Required work:
For the entries that follow, give the number of lines holding the string "task" and nothing more.

====== Entries shown

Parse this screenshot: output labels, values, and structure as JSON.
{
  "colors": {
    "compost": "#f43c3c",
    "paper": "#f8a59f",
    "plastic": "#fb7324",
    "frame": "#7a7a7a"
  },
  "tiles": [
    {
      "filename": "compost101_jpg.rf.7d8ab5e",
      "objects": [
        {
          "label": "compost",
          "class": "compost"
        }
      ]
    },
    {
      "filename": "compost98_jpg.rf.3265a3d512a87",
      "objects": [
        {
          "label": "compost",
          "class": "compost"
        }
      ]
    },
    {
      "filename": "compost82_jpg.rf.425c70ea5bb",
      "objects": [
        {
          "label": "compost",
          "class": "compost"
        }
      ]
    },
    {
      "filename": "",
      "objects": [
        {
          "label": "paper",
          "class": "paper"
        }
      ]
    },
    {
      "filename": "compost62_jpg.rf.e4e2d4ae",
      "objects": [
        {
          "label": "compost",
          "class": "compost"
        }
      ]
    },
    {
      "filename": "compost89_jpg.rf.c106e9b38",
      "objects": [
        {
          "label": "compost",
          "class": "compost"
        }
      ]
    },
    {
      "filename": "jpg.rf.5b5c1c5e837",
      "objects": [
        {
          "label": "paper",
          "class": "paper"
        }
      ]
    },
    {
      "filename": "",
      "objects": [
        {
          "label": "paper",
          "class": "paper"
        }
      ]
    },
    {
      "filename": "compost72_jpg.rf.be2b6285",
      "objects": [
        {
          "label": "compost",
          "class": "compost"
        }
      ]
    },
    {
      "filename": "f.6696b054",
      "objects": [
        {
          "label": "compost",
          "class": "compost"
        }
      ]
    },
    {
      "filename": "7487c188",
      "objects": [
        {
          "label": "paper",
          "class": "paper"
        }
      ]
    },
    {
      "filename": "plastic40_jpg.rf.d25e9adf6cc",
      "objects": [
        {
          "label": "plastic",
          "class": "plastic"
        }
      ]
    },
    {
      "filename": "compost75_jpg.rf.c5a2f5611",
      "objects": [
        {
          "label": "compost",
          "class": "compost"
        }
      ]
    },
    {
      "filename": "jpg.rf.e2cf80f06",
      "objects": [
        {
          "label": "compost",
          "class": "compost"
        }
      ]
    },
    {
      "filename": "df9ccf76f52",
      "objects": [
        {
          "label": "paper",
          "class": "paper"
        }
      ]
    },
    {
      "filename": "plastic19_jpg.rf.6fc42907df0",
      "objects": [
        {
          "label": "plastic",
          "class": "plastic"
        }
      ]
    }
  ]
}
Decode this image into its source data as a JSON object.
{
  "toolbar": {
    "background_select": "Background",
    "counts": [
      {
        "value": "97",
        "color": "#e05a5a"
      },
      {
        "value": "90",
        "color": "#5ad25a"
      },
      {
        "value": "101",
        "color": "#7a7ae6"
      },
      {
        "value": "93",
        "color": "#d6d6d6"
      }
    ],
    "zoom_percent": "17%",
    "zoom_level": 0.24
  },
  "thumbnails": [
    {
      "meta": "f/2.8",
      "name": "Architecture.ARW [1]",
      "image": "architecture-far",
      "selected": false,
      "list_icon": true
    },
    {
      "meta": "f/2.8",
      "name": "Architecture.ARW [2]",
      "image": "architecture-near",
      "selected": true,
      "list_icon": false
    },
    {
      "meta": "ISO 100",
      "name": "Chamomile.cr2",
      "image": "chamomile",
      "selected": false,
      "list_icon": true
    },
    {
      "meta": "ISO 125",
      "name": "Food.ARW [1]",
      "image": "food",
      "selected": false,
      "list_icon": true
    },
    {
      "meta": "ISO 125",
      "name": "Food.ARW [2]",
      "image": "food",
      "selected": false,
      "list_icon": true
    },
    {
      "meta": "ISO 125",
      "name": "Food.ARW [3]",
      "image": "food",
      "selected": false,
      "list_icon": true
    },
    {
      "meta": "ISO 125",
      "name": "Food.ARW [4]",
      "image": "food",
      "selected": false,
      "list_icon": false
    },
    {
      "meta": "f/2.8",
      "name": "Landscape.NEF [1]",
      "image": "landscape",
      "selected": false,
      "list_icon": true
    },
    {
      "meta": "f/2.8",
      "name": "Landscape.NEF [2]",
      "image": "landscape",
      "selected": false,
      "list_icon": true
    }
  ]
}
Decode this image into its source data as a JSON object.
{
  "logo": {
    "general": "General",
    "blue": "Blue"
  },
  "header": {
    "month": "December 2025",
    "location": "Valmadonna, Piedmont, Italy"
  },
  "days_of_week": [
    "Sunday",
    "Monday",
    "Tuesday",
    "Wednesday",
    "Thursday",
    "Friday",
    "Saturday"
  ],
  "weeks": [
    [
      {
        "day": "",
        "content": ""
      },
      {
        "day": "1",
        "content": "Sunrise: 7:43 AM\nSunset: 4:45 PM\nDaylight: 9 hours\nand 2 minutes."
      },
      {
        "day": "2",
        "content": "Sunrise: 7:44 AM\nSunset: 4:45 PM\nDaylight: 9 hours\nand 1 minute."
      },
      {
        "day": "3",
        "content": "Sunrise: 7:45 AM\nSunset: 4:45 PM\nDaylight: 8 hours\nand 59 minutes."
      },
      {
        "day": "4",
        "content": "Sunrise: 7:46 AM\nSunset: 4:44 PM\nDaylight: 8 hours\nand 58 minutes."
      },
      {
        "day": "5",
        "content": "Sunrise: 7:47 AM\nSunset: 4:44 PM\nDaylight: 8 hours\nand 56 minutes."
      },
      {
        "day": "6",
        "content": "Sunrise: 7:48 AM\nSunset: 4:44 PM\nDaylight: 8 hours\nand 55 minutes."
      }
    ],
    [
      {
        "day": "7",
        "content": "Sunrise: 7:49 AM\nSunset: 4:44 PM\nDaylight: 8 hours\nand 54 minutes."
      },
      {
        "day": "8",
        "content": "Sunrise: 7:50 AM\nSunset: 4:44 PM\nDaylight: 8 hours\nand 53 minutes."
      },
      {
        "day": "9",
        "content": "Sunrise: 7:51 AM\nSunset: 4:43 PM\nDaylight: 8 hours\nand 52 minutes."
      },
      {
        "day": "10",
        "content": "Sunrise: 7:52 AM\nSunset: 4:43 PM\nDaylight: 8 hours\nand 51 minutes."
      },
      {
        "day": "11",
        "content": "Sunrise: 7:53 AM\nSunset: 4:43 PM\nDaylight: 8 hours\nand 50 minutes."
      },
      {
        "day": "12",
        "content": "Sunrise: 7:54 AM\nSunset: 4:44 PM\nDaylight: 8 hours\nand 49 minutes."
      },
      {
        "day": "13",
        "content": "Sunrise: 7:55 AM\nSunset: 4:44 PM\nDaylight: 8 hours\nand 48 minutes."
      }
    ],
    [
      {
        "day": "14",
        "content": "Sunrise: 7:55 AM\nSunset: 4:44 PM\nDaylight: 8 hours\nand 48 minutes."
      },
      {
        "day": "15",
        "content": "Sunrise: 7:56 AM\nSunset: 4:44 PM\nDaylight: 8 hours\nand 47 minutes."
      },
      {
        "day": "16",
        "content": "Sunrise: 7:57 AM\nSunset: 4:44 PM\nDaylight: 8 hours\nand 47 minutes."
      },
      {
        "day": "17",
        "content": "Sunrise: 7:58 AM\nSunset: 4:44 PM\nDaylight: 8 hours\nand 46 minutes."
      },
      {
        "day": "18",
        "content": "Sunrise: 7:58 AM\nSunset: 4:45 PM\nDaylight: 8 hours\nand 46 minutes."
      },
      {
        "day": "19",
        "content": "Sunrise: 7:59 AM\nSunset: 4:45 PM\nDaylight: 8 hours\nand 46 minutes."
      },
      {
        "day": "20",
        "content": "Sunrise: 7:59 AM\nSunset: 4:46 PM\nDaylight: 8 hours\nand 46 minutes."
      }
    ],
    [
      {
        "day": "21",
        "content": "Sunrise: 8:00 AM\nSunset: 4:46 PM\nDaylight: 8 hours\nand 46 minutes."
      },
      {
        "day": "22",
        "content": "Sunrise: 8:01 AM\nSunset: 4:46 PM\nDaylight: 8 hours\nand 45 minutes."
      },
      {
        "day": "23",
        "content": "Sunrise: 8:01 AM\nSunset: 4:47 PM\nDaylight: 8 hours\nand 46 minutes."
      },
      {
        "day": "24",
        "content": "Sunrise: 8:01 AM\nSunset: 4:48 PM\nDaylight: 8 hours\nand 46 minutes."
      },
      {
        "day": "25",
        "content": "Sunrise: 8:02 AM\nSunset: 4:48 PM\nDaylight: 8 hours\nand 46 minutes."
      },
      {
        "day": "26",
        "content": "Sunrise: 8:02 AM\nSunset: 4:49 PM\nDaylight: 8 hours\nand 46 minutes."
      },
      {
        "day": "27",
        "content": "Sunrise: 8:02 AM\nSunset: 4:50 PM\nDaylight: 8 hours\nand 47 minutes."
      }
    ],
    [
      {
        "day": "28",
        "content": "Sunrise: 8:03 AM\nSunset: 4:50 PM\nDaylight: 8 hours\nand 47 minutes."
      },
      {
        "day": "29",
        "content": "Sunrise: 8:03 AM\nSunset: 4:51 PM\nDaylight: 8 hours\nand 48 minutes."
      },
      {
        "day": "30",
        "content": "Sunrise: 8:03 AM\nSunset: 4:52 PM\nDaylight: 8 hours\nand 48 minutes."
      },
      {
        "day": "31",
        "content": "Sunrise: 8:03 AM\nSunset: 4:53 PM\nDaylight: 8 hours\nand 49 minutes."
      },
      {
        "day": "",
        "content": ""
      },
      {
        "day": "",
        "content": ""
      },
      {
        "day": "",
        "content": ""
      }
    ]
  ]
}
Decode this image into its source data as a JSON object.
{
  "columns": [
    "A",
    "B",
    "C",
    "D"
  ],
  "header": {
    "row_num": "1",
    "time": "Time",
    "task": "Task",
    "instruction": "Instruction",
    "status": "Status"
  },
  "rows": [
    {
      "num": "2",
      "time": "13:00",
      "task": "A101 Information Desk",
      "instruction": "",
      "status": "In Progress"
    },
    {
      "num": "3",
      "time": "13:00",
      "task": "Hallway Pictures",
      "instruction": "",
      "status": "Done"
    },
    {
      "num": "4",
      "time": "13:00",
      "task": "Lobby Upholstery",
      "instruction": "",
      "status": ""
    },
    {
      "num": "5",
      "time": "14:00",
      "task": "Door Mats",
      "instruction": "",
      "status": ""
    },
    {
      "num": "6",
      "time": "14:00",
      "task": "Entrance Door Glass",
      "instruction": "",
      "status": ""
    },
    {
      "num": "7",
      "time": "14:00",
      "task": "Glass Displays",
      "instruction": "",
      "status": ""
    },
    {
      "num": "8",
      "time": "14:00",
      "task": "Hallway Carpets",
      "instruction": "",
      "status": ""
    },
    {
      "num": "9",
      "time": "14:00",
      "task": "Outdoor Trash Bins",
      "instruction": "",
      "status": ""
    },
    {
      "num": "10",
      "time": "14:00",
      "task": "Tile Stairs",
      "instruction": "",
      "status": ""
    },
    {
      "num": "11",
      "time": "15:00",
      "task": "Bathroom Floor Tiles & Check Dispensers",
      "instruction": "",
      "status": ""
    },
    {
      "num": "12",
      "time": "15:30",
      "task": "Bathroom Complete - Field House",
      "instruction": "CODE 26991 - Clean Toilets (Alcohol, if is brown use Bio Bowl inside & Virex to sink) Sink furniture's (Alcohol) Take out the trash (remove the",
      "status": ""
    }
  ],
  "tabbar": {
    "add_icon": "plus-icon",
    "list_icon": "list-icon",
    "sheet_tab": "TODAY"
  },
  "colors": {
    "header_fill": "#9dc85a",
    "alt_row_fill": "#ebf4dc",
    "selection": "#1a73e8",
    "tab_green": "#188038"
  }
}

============

Solution to the problem:
12